Feb, 2021 - By WMR
According to a new study led by the researchers of Washington State University have suggested that individuals with obsessive-compulsive disorder (OCD), who smoked cannabis reported about significant reduction (around 50%) in the severity of their OCD symptoms within four hours of smoking. In the study, researchers assessed the data that was entered in Strainprint app used by people who self-reported of having OCD. OCD can be defined as a condition which is characterized by indiscreet, repetitive behaviors, and persistent thoughts. Moreover, OCD individuals reported that after smoking cannabis, their compulsions by was reduced by 60%, anxiety by 52%, whereas intrusions, or unwanted thoughts by 49%.
Carrie Cuttler, corresponding author from Washington State University stated, “The results overall indicate that cannabis may have some beneficial short-term but not really long-term effects on obsessive-compulsive disorder. To me, the CBD findings are really promising because it is not intoxicating. This is an area of research that would really benefit from clinical trials looking at changes in compulsions, intrusions and anxiety with pure CBD.”

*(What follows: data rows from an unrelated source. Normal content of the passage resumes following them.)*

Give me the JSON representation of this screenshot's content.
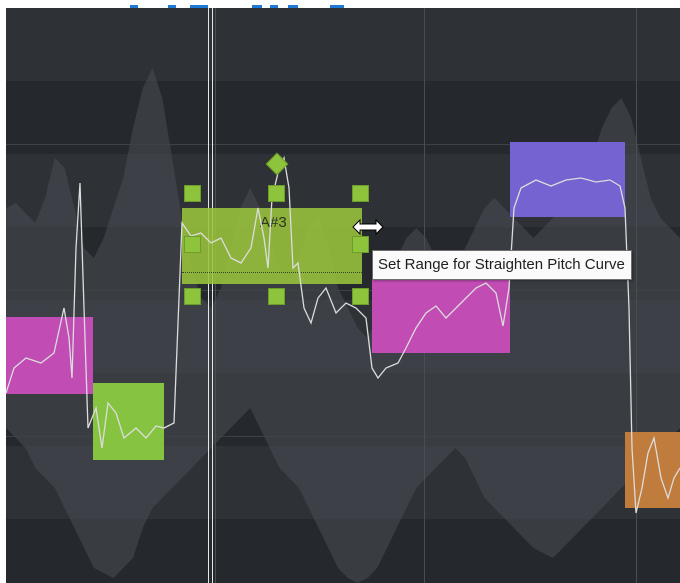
{
  "editor": {
    "background_color": "#2a2d31",
    "band_dark": "#25282c",
    "band_light": "#2e3136",
    "waveform_color": "#4b4f55",
    "pitch_curve_color": "#dcdcdc",
    "notes": [
      {
        "id": "note-1",
        "color": "#c04cb4"
      },
      {
        "id": "note-2",
        "color": "#86c341"
      },
      {
        "id": "note-selected",
        "color": "#9ac43c",
        "label": "A#3",
        "selected": true
      },
      {
        "id": "note-4",
        "color": "#c04cb4"
      },
      {
        "id": "note-5",
        "color": "#7463d0"
      },
      {
        "id": "note-6",
        "color": "#c07c3c"
      }
    ],
    "tooltip": "Set Range for Straighten Pitch Curve",
    "cursor_icon": "horizontal-resize-arrow-icon"
  },
  "header_fragment": {
    "color": "#1f7ad6"
  }
}
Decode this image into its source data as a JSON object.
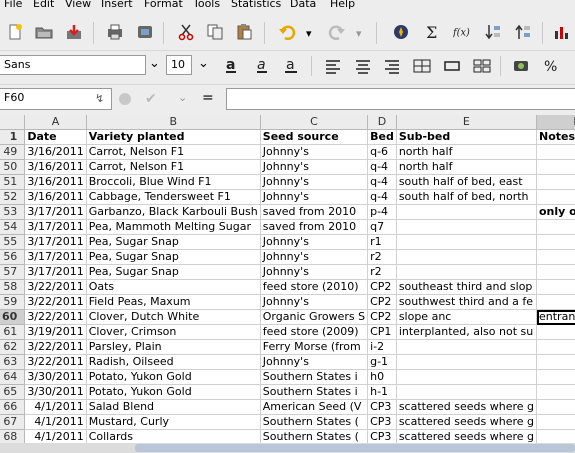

In the study, researchers collected and evaluated data of 87 individuals registered into the Strainprint app over 31 months and included over 1,800 cannabis sessions. Researchers noted that the prolonged usage of cannabis, its associated reductions in intrusions reduced gradually, indicating that these individuals were building tolerance, however the association between cannabis and reductions in anxiety and compulsions and anxiety remained constant. Researchers concluded that they are focusing on further studies so as to gain more clarity about the link between cannabis use and OCD, as there is insufficient information available in this area.